SCLY4 Crime and Deviance: Positivist and Radical Victimology
Conservatism as Radical Victimology | The Lure
Chapters 5 to 7 deal with other explanations of crime, exclusively relying on British literature. Chapter 5 addresses how gender issues have been hidden or even neglected within mainstream (or ) criminology, thereby limiting our understanding of female offending. Four strands of feminist thought (namely, liberal feminism, radical feminism, socialist feminism and post-modern feminism) are described, and their impacts on criminology are illustrated with examples. However, omissions of other schools of thought such as Marxist feminism and Existential feminism should have been acknowledged. In line with feminist researchers, Sandra Walklate asserts that a gendered lens is useful in analyzing the differences in terms of the offending behaviour and experience of criminal justice system between males and females. Chapter 6 examines the interconnections between criminology, criminal justice, social justice and politics.
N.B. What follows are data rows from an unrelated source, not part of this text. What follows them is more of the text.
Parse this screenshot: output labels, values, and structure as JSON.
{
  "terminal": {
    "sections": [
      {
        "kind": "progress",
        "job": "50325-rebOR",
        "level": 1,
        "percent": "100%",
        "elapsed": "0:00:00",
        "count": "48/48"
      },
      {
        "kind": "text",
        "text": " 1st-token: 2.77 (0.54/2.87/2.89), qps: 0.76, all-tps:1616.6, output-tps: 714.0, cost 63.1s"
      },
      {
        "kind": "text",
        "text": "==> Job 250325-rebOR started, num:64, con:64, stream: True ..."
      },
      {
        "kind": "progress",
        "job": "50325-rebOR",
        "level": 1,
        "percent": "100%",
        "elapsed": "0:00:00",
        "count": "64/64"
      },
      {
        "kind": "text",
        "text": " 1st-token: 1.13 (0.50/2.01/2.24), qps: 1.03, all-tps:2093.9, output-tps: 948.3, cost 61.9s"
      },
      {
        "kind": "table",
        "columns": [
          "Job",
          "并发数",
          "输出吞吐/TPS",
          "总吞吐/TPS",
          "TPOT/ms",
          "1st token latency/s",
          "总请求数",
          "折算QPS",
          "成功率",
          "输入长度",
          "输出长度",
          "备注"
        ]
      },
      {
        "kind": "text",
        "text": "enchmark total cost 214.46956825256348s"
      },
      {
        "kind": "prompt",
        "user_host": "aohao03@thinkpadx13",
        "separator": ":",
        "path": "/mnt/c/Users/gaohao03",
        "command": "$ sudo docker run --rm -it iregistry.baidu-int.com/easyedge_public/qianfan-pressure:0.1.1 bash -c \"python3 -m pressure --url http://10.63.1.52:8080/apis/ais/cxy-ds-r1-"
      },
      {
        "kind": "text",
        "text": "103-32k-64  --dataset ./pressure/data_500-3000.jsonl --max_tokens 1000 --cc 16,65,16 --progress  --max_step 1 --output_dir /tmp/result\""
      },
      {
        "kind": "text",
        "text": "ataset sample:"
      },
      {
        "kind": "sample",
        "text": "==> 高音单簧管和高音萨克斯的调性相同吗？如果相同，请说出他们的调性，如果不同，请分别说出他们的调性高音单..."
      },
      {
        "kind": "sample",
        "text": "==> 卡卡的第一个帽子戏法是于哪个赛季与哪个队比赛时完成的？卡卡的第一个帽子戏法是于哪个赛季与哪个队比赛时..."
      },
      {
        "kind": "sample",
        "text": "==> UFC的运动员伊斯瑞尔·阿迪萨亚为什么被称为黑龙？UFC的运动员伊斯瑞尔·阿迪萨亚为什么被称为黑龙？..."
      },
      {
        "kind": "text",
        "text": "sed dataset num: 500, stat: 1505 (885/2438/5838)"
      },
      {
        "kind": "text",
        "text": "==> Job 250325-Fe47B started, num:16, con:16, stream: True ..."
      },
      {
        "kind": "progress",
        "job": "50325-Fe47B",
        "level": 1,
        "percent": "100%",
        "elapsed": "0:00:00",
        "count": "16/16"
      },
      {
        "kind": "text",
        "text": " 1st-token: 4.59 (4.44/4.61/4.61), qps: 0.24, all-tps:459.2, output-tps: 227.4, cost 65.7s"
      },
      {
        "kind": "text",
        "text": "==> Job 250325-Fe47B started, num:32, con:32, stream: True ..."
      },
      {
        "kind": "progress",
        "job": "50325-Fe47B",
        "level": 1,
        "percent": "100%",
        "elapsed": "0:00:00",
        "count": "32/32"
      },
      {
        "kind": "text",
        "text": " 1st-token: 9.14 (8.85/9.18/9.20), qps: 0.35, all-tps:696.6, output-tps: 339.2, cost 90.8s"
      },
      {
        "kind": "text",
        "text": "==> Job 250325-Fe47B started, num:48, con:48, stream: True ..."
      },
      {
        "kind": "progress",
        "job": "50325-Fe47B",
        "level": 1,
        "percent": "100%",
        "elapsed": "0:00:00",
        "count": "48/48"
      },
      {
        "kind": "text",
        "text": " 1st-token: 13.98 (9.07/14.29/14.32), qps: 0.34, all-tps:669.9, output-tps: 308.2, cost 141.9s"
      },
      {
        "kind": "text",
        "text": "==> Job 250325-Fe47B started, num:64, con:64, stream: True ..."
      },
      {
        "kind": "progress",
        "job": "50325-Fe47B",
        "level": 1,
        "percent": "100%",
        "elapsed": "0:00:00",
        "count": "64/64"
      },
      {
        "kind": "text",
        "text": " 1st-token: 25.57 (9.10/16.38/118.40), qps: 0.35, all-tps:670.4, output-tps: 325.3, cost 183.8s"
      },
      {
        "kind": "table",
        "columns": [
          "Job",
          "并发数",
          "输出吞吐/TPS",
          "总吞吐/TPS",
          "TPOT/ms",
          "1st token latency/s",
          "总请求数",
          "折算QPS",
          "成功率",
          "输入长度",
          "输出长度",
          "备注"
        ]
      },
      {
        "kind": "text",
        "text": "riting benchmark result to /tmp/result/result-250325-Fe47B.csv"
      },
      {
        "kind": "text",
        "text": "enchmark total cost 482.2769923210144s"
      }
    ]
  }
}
It is indeed a stimulating chapter guiding readers to think how the changing conception of the welfare state and changing nature of family structures may facilitate an understanding of the criminalization process. Three major victimological thoughts, namely positivistic victimology, radical victimology and critical victimology are introduced in Chapter 7. These are followed by an analysis of how they inform current victim policy and practice, such as the re-orientation of the probation service in supporting victims and the development of restorative justice programmes in dealing with young offenders.
Concept of Critical and Radical in Victimology
Victimology, Victimization, n.d.). Even though positivist and radical victimology has its differences, both of them have appropriated the label critical victimology...